PROBLEM DETAILS >>
Find every line below that contains the word "CustomAbpModule" and copy it out.

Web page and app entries
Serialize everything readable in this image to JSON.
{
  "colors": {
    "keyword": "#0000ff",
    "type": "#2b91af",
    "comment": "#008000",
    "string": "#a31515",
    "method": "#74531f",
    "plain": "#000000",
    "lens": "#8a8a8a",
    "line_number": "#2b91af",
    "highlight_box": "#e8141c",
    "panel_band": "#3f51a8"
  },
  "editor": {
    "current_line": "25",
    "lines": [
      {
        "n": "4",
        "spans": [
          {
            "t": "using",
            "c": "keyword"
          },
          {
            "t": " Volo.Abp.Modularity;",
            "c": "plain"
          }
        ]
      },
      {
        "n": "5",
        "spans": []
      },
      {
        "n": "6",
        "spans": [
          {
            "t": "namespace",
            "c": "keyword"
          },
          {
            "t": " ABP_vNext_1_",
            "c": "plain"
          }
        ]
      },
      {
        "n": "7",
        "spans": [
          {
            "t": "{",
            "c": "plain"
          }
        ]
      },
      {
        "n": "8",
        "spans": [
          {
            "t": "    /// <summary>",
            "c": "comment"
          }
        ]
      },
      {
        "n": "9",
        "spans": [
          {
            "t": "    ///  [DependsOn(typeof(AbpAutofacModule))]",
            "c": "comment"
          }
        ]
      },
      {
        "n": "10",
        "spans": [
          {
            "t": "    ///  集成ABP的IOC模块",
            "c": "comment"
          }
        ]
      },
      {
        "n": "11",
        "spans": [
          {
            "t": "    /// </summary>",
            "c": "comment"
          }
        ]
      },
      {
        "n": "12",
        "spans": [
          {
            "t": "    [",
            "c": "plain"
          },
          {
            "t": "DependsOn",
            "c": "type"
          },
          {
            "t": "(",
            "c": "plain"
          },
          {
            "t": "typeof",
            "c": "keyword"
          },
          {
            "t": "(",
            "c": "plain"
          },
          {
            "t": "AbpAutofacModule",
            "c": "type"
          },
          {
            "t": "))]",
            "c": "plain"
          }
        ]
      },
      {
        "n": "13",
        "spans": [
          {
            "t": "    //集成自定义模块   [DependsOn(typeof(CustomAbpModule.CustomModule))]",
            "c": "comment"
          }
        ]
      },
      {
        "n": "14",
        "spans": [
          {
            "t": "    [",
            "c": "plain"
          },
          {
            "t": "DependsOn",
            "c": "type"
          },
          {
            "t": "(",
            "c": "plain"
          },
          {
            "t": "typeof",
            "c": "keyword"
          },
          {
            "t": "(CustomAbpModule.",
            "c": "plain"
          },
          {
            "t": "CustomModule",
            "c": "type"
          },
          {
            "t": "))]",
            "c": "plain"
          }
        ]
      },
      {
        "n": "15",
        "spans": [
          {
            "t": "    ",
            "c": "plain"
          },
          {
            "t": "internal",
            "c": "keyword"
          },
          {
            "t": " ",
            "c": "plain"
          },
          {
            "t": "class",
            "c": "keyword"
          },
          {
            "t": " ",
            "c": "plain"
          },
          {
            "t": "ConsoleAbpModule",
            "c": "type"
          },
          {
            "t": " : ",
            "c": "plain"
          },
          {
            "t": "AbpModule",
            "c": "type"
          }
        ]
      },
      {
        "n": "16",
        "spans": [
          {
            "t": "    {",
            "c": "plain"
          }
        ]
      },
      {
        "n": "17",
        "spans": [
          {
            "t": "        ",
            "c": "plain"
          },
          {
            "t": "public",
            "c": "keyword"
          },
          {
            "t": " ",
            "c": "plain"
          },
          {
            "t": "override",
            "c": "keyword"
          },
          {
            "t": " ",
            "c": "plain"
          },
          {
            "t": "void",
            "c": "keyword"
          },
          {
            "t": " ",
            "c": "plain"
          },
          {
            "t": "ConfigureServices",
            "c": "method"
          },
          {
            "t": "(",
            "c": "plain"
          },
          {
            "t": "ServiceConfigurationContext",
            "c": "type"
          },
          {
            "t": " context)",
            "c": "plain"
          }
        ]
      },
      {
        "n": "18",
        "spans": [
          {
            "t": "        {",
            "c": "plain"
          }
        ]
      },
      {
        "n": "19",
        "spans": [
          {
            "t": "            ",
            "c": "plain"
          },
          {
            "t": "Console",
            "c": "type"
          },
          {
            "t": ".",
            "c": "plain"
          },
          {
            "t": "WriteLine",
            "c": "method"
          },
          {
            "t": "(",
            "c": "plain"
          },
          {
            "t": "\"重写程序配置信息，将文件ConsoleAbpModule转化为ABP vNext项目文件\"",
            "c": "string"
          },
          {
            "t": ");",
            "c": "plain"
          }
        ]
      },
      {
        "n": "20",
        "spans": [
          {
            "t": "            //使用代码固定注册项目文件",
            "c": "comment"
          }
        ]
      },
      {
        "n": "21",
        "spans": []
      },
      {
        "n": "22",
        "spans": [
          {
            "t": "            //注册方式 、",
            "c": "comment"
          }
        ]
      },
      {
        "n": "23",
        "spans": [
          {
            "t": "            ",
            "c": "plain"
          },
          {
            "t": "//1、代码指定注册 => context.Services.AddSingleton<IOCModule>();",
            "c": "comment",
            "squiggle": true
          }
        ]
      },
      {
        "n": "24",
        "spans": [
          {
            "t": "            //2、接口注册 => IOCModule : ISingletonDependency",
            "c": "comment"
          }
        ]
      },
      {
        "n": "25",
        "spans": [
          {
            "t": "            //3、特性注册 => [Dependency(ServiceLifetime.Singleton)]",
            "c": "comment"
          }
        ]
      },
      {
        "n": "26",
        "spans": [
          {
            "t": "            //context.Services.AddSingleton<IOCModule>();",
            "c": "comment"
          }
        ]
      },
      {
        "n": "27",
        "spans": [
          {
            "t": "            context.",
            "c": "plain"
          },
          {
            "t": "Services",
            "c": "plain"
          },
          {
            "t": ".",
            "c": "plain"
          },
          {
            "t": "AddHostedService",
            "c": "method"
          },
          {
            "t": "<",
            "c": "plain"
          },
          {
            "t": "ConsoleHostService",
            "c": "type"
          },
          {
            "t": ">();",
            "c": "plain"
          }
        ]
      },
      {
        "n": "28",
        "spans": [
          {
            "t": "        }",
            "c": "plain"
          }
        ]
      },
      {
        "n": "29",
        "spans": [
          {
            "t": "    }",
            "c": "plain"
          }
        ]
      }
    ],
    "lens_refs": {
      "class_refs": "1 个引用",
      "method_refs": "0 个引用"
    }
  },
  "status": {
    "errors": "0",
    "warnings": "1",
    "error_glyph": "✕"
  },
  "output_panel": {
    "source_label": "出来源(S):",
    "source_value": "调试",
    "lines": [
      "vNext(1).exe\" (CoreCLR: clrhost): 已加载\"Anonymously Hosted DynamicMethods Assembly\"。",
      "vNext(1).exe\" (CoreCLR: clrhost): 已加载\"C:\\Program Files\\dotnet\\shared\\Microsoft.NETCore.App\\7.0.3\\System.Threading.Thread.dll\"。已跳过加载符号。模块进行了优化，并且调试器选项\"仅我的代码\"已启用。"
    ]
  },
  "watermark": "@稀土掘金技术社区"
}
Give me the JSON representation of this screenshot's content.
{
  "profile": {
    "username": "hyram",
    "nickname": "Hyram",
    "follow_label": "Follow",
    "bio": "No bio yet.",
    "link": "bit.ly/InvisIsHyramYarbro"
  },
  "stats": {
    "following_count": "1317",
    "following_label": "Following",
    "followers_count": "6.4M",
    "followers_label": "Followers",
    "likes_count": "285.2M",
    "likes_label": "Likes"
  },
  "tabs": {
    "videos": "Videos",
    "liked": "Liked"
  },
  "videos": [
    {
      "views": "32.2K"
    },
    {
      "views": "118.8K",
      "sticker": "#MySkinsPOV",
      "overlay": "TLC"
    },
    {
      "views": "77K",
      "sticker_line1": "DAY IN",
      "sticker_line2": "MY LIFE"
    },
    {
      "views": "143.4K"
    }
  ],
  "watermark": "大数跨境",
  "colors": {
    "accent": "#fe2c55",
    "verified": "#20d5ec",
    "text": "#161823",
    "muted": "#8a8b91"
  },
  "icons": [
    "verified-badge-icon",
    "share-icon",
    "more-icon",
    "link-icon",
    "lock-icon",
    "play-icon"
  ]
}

SOLVED PROBLEM >>
            "t": "    //集成自定义模块   [DependsOn(typeof(CustomAbpModule.CustomModule))]",
            "t": "(CustomAbpModule.",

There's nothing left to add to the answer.